__Provided material__:
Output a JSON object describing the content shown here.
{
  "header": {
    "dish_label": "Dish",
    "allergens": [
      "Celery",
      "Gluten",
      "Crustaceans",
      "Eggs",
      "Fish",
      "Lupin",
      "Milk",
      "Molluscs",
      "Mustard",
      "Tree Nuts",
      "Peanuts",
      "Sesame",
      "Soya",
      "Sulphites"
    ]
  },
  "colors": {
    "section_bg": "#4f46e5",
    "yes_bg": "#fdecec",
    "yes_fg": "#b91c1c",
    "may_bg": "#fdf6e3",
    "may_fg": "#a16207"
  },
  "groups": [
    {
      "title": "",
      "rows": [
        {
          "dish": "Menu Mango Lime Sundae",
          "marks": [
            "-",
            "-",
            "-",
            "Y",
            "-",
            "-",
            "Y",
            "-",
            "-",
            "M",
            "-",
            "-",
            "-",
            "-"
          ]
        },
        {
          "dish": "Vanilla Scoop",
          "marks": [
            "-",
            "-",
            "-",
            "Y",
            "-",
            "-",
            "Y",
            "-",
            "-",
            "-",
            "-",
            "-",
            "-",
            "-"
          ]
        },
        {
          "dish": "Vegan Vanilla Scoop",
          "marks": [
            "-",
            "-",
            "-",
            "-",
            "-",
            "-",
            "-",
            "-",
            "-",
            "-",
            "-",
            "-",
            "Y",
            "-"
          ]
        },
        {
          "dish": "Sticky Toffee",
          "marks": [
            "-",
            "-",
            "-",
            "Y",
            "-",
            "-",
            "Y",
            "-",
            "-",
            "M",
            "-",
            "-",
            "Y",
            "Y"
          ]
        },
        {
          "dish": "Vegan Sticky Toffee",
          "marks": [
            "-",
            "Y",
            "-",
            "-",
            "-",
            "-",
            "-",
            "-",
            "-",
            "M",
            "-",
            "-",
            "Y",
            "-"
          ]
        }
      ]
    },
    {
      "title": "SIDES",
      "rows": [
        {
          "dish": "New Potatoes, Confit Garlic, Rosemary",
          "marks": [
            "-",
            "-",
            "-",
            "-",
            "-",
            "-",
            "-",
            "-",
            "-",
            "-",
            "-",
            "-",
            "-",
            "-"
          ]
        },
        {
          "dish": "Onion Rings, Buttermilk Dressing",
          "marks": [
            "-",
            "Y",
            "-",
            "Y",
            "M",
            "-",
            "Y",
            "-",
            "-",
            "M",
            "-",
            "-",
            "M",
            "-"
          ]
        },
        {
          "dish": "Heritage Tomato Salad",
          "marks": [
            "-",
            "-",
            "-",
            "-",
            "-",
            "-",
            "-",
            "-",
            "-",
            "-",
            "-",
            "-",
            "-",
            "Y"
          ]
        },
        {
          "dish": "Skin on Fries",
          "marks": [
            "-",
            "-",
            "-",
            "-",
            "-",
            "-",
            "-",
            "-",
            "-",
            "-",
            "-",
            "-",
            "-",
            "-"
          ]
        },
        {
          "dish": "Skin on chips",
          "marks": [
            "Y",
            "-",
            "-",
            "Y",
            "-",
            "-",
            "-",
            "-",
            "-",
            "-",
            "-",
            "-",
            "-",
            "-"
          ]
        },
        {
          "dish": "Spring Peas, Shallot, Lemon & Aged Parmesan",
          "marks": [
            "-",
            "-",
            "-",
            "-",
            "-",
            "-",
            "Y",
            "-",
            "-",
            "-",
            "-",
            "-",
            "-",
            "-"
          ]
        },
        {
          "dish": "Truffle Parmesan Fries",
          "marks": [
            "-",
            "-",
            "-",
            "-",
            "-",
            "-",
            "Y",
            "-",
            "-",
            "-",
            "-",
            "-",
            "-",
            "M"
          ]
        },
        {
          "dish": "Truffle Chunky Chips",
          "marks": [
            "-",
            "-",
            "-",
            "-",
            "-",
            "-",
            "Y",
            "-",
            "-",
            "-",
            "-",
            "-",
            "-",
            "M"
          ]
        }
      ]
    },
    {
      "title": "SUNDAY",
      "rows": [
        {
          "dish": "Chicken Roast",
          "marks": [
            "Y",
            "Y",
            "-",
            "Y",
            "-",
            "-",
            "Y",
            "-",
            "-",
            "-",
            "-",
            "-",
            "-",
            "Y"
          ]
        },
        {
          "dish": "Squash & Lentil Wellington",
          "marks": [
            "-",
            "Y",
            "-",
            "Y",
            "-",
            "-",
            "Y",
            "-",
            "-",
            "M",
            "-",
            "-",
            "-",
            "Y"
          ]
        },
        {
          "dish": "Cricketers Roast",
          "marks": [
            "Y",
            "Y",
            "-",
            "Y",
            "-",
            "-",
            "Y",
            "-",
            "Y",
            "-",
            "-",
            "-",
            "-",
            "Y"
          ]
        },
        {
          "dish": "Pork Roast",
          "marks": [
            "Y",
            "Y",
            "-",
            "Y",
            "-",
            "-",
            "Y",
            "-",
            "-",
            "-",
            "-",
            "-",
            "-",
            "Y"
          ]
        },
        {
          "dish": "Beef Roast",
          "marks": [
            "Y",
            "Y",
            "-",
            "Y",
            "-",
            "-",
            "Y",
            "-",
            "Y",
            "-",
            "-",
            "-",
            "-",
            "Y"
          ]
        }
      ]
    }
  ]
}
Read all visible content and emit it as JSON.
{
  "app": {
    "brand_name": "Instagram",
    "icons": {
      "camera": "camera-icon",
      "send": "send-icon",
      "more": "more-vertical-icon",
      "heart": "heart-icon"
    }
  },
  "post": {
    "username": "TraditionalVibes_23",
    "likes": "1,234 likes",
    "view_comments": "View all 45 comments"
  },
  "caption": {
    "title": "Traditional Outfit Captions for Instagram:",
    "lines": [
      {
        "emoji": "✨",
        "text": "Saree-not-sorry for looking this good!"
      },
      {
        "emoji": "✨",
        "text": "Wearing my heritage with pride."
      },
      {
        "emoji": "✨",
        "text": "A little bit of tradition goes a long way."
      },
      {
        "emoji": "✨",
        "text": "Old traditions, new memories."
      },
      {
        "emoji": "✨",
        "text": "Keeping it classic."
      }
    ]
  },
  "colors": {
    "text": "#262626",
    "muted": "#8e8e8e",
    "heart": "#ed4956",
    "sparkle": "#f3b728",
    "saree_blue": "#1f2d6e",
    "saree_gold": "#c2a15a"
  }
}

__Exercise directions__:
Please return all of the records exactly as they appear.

__Expected answer__:
Output a JSON object describing the content shown here.
{
  "header": {
    "dish_label": "Dish",
    "allergens": [
      "Celery",
      "Gluten",
      "Crustaceans",
      "Eggs",
      "Fish",
      "Lupin",
      "Milk",
      "Molluscs",
      "Mustard",
      "Tree Nuts",
      "Peanuts",
      "Sesame",
      "Soya",
      "Sulphites"
    ]
  },
  "colors": {
    "section_bg": "#4f46e5",
    "yes_bg": "#fdecec",
    "yes_fg": "#b91c1c",
    "may_bg": "#fdf6e3",
    "may_fg": "#a16207"
  },
  "groups": [
    {
      "title": "",
      "rows": [
        {
          "dish": "Menu Mango Lime Sundae",
          "marks": [
            "-",
            "-",
            "-",
            "Y",
            "-",
            "-",
            "Y",
            "-",
            "-",
            "M",
            "-",
            "-",
            "-",
            "-"
          ]
        },
        {
          "dish": "Vanilla Scoop",
          "marks": [
            "-",
            "-",
            "-",
            "Y",
            "-",
            "-",
            "Y",
            "-",
            "-",
            "-",
            "-",
            "-",
            "-",
            "-"
          ]
        },
        {
          "dish": "Vegan Vanilla Scoop",
          "marks": [
            "-",
            "-",
            "-",
            "-",
            "-",
            "-",
            "-",
            "-",
            "-",
            "-",
            "-",
            "-",
            "Y",
            "-"
          ]
        },
        {
          "dish": "Sticky Toffee",
          "marks": [
            "-",
            "-",
            "-",
            "Y",
            "-",
            "-",
            "Y",
            "-",
            "-",
            "M",
            "-",
            "-",
            "Y",
            "Y"
          ]
        },
        {
          "dish": "Vegan Sticky Toffee",
          "marks": [
            "-",
            "Y",
            "-",
            "-",
            "-",
            "-",
            "-",
            "-",
            "-",
            "M",
            "-",
            "-",
            "Y",
            "-"
          ]
        }
      ]
    },
    {
      "title": "SIDES",
      "rows": [
        {
          "dish": "New Potatoes, Confit Garlic, Rosemary",
          "marks": [
            "-",
            "-",
            "-",
            "-",
            "-",
            "-",
            "-",
            "-",
            "-",
            "-",
            "-",
            "-",
            "-",
            "-"
          ]
        },
        {
          "dish": "Onion Rings, Buttermilk Dressing",
          "marks": [
            "-",
            "Y",
            "-",
            "Y",
            "M",
            "-",
            "Y",
            "-",
            "-",
            "M",
            "-",
            "-",
            "M",
            "-"
          ]
        },
        {
          "dish": "Heritage Tomato Salad",
          "marks": [
            "-",
            "-",
            "-",
            "-",
            "-",
            "-",
            "-",
            "-",
            "-",
            "-",
            "-",
            "-",
            "-",
            "Y"
          ]
        },
        {
          "dish": "Skin on Fries",
          "marks": [
            "-",
            "-",
            "-",
            "-",
            "-",
            "-",
            "-",
            "-",
            "-",
            "-",
            "-",
            "-",
            "-",
            "-"
          ]
        },
        {
          "dish": "Skin on chips",
          "marks": [
            "Y",
            "-",
            "-",
            "Y",
            "-",
            "-",
            "-",
            "-",
            "-",
            "-",
            "-",
            "-",
            "-",
            "-"
          ]
        },
        {
          "dish": "Spring Peas, Shallot, Lemon & Aged Parmesan",
          "marks": [
            "-",
            "-",
            "-",
            "-",
            "-",
            "-",
            "Y",
            "-",
            "-",
            "-",
            "-",
            "-",
            "-",
            "-"
          ]
        },
        {
          "dish": "Truffle Parmesan Fries",
          "marks": [
            "-",
            "-",
            "-",
            "-",
            "-",
            "-",
            "Y",
            "-",
            "-",
            "-",
            "-",
            "-",
            "-",
            "M"
          ]
        },
        {
          "dish": "Truffle Chunky Chips",
          "marks": [
            "-",
            "-",
            "-",
            "-",
            "-",
            "-",
            "Y",
            "-",
            "-",
            "-",
            "-",
            "-",
            "-",
            "M"
          ]
        }
      ]
    },
    {
      "title": "SUNDAY",
      "rows": [
        {
          "dish": "Chicken Roast",
          "marks": [
            "Y",
            "Y",
            "-",
            "Y",
            "-",
            "-",
            "Y",
            "-",
            "-",
            "-",
            "-",
            "-",
            "-",
            "Y"
          ]
        },
        {
          "dish": "Squash & Lentil Wellington",
          "marks": [
            "-",
            "Y",
            "-",
            "Y",
            "-",
            "-",
            "Y",
            "-",
            "-",
            "M",
            "-",
            "-",
            "-",
            "Y"
          ]
        },
        {
          "dish": "Cricketers Roast",
          "marks": [
            "Y",
            "Y",
            "-",
            "Y",
            "-",
            "-",
            "Y",
            "-",
            "Y",
            "-",
            "-",
            "-",
            "-",
            "Y"
          ]
        },
        {
          "dish": "Pork Roast",
          "marks": [
            "Y",
            "Y",
            "-",
            "Y",
            "-",
            "-",
            "Y",
            "-",
            "-",
            "-",
            "-",
            "-",
            "-",
            "Y"
          ]
        },
        {
          "dish": "Beef Roast",
          "marks": [
            "Y",
            "Y",
            "-",
            "Y",
            "-",
            "-",
            "Y",
            "-",
            "Y",
            "-",
            "-",
            "-",
            "-",
            "Y"
          ]
        }
      ]
    }
  ]
}
Read all visible content and emit it as JSON.
{
  "app": {
    "brand_name": "Instagram",
    "icons": {
      "camera": "camera-icon",
      "send": "send-icon",
      "more": "more-vertical-icon",
      "heart": "heart-icon"
    }
  },
  "post": {
    "username": "TraditionalVibes_23",
    "likes": "1,234 likes",
    "view_comments": "View all 45 comments"
  },
  "caption": {
    "title": "Traditional Outfit Captions for Instagram:",
    "lines": [
      {
        "emoji": "✨",
        "text": "Saree-not-sorry for looking this good!"
      },
      {
        "emoji": "✨",
        "text": "Wearing my heritage with pride."
      },
      {
        "emoji": "✨",
        "text": "A little bit of tradition goes a long way."
      },
      {
        "emoji": "✨",
        "text": "Old traditions, new memories."
      },
      {
        "emoji": "✨",
        "text": "Keeping it classic."
      }
    ]
  },
  "colors": {
    "text": "#262626",
    "muted": "#8e8e8e",
    "heart": "#ed4956",
    "sparkle": "#f3b728",
    "saree_blue": "#1f2d6e",
    "saree_gold": "#c2a15a"
  }
}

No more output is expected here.